Despite the Taliban’s failure to accept the Kabul government’s offer of another cease-fire this week, Johnny Walsh says that a political solution to the Afghanistan war is the best alternative to the current military stalemate. Even absent a cease-fire, hope remains that the peace process can move forward in 2018.


Payton Knopf on the Geopolitical Tensions in the Red Sea

Both the eastern and western shores of the Red Sea increasingly function as a common political and security arena in which the U.S. has significant interests, including the free flow of $700 billion in commerce and competition for influence from external powers like China and Iran. To address the region’s interlinked challenges requires a comprehensive U.S. strategy, says Payton Knopf.


Mona Yacoubian on Syria

As the Assad regime consolidates power across Syria, Mona Yacoubian says that regime change is increasingly unlikely seven years into the civil war. But, the conflict remains complex, as the U.S. and coalition forces continue to work to eradicate remnants of ISIS and Israel becomes increasingly concerned over Iran’s military presence in neighboring Syria.


Susan Hayward on Advancing Religious Freedom

Following last week’s Ministerial to Advance Religious Freedom at the U.S. Department of State, Rev. Susan Hayward discusses the worldwide uptick in religious discrimination in recent years—which particularly impacts minority communities—and how religion shapes conflict and peace around the world.


Moeed Yusuf on Pakistan’s Elections

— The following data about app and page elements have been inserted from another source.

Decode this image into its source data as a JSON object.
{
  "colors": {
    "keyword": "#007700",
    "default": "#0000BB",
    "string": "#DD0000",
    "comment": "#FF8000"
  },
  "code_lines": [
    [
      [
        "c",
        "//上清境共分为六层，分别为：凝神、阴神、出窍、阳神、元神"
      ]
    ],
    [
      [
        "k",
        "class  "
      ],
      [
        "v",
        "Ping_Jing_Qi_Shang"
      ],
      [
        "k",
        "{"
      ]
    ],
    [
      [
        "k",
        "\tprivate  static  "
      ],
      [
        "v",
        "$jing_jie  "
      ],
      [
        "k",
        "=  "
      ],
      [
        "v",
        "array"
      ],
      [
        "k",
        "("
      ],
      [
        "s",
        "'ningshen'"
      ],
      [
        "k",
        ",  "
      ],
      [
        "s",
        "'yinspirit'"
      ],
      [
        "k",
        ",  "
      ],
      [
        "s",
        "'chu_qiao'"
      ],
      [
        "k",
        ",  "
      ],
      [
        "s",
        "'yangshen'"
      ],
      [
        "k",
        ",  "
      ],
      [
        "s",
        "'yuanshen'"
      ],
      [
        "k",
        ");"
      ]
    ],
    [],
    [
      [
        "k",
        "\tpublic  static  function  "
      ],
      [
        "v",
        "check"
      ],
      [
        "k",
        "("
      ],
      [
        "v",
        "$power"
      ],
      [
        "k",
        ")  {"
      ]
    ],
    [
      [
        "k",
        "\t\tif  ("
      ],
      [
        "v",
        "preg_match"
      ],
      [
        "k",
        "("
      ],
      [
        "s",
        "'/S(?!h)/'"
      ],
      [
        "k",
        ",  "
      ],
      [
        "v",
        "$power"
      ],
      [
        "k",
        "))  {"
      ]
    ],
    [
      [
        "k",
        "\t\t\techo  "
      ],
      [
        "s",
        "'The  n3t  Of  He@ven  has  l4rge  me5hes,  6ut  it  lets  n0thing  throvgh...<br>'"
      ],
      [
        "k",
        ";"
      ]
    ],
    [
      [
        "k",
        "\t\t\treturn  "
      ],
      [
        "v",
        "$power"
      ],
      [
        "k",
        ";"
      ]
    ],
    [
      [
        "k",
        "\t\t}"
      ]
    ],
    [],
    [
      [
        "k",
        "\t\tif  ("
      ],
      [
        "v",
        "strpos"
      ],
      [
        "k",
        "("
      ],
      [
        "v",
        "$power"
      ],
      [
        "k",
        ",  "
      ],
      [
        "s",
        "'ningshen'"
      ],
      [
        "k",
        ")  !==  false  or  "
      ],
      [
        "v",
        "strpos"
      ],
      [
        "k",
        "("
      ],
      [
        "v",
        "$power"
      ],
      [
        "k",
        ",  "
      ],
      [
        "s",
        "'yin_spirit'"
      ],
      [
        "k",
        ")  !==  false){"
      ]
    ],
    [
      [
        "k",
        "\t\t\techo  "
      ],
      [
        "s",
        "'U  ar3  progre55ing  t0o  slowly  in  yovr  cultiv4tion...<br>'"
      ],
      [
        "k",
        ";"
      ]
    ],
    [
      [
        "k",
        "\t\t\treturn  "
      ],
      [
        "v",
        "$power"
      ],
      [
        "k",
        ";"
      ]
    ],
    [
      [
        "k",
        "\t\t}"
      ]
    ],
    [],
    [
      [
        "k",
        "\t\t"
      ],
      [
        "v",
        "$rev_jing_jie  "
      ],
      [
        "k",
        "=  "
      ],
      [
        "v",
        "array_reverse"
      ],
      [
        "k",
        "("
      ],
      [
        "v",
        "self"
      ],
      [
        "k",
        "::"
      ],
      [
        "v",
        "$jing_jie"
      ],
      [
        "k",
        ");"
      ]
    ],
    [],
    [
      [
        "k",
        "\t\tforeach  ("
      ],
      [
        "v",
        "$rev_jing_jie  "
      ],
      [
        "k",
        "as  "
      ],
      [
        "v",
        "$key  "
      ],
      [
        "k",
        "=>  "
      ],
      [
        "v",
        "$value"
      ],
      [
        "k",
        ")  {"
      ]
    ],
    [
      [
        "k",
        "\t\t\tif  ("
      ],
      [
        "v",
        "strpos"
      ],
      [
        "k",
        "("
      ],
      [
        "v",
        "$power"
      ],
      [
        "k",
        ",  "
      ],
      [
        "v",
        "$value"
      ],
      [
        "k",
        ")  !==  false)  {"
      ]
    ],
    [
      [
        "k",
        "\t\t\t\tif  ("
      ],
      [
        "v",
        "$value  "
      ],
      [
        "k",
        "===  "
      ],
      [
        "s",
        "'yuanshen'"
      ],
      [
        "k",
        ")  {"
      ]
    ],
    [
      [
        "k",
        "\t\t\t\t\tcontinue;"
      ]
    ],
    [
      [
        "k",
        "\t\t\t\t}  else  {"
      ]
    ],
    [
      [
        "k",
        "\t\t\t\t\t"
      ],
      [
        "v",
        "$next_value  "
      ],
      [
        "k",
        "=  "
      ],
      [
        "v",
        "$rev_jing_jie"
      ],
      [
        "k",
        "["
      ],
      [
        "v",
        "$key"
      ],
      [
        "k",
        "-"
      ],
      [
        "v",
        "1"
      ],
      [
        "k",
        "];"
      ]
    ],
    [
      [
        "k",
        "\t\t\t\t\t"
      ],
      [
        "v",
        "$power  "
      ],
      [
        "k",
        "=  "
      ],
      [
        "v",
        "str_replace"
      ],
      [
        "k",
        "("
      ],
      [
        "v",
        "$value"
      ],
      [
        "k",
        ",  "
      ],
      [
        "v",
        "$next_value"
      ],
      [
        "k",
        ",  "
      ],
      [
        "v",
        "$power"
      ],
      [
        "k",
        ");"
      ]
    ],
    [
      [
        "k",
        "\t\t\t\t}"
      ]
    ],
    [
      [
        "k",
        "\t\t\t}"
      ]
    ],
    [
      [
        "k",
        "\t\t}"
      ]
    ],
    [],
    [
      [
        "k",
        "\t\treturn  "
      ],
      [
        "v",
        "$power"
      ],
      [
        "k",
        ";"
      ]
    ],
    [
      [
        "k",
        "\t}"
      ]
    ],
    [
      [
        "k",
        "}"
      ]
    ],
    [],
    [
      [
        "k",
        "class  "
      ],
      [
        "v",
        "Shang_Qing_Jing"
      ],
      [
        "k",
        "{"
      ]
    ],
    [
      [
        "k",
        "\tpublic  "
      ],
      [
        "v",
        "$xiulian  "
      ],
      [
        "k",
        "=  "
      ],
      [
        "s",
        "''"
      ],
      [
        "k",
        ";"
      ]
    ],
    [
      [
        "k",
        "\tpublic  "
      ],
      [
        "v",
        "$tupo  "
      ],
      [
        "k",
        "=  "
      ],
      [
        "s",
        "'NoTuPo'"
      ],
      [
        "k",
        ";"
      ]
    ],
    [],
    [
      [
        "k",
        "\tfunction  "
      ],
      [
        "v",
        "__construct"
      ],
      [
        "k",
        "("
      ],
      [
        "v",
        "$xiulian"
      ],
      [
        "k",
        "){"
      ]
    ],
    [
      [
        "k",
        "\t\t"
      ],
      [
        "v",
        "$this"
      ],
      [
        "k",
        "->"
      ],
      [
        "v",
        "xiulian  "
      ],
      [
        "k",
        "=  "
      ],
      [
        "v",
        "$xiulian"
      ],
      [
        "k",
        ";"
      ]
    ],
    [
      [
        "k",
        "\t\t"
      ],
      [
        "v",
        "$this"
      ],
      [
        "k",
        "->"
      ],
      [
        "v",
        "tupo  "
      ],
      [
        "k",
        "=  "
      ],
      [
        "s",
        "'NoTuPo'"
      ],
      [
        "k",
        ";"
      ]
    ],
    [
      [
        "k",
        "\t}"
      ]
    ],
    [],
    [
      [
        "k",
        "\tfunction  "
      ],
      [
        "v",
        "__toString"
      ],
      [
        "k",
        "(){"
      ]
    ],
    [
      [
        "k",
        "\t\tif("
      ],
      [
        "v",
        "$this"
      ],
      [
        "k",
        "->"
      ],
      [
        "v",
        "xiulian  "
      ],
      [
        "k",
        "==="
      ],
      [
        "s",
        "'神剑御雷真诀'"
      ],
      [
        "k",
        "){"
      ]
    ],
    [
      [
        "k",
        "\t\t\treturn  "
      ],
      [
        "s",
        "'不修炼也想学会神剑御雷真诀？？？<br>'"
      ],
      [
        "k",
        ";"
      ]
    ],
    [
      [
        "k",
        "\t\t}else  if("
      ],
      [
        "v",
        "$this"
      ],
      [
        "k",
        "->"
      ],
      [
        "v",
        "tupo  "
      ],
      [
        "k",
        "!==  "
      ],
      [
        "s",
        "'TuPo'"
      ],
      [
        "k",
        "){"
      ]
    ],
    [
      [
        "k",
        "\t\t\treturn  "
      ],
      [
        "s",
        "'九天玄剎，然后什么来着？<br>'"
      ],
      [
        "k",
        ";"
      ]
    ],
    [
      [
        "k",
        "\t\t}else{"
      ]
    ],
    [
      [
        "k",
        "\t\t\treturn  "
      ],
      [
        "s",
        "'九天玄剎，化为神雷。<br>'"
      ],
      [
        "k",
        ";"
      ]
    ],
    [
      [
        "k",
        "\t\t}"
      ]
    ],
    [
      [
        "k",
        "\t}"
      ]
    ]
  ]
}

On Pakistan’s Election Day, Moeed Yusuf analyzes the significance of the country holding its third democratic election in a row amid a persistent power imbalance between the military and civilian spheres. Concerning U.S. interests, Yusuf says American engagement with Pakistan must go beyond Afghanistan issues, which Islamabad does not view as a top priority.